A new lobby group has been created by some of the biggest tech companies in the world to help fight for a free Internet, and to counter bills like SOPA should they ever pop up again
Image/Photo Credit: Internet Association
Another voice of opposition will now be heard in Washington, as Internet tech giants including Amazon, Facebook and Google have joined forces to counter the pro-copyright dominated lobbying game.
The Motion Picture Association of America (MPAA) and the Recording Industry Association of America (RIAA) have long been expert lobbyists in Washington, holding an enormous amount of clout among both major parties. Vice President Joe Biden, for example, has been a long time supporter of the RIAA, and the MPAA praised both the Democratic and Republican copyright platforms after their recent conventions.

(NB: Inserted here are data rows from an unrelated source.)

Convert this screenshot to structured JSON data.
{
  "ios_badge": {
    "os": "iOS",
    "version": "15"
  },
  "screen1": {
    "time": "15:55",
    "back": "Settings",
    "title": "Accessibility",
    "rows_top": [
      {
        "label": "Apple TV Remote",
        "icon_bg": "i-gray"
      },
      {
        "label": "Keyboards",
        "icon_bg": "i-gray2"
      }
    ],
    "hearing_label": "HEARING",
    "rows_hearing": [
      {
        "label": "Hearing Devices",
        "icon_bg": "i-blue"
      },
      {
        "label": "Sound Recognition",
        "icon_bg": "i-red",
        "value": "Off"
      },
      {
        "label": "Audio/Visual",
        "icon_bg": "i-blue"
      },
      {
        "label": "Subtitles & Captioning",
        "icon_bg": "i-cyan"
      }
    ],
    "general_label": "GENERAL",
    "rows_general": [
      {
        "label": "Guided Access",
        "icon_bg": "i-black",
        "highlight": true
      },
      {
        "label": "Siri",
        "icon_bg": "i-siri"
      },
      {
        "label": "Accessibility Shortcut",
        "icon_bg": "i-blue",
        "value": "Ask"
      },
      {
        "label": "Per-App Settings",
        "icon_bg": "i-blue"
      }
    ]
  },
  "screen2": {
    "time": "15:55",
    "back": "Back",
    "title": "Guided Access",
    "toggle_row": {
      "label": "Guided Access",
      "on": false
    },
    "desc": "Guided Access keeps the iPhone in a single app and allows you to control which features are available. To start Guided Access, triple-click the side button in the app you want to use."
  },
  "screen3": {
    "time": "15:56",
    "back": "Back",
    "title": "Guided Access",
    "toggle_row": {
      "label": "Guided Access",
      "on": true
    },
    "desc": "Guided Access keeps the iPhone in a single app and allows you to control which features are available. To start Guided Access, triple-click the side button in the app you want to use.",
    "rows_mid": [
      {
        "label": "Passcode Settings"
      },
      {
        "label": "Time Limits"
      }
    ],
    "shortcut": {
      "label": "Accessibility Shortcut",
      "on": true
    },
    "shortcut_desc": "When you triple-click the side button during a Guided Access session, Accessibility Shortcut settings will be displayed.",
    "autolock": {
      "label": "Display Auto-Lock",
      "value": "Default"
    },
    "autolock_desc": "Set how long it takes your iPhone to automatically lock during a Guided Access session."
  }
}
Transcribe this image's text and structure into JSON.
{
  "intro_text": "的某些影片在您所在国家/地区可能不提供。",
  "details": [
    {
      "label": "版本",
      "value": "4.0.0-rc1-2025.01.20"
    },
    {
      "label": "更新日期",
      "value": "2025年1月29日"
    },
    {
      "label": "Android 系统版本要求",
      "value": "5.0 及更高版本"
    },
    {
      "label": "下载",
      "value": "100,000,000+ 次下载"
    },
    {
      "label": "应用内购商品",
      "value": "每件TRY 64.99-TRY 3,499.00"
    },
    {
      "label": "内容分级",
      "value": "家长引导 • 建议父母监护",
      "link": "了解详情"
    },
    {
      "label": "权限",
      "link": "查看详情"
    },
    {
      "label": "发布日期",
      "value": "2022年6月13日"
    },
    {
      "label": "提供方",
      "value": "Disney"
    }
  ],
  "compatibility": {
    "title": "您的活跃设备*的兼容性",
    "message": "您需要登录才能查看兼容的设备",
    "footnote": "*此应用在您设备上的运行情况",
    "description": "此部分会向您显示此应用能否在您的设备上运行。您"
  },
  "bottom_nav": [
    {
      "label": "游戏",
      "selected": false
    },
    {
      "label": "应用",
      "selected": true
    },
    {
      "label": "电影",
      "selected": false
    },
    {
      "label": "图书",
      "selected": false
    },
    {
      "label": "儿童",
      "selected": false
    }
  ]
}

The MPAA and RIAA also joined forces last year to sponsor the highly contentious Stop Online Piracy Act (and the Senate's Protect IP Act), with the bill looking likely to sail through the House before wide-spread protests online forced representatives to reconsider, and eventually shelving the bill indefinitely.
While those events represented a great victory for Internet tech companies, most of whom were opposed to the bill, the fact of the matter was that it was more than a close call. Perhaps as a way to avoid the necessity of having to hold mass public protests, protests which relied upon thousands of websites joining in to black out their content.
And so the Internet Association was born, a lobbying group that aims to represent the interests of Internet companies, to fight for a free and open Internet. The current list of members include a who's who of Internet giants, including Amazon, AOL, eBay, Expedia, Facebook, Google, IAC, LinkedIn, Monster Worldwide, Rackspace, Salesforce.com, TripAdvisor, Yahoo and Zynga.
And appointed as their president is Michael Beckerman. Beckerman says the Internet Association will in the future come out strongly against bills like SOPA that threaten the freedoms of the Internet. "We’ll make sure Congress understands how [the bill] will censor the internet and greatly harm the infrastructure of the internet," Beckerman said, before adding that the mission of the Internet Association is "to be the unified voice of the internet economy in the policy debates that arise."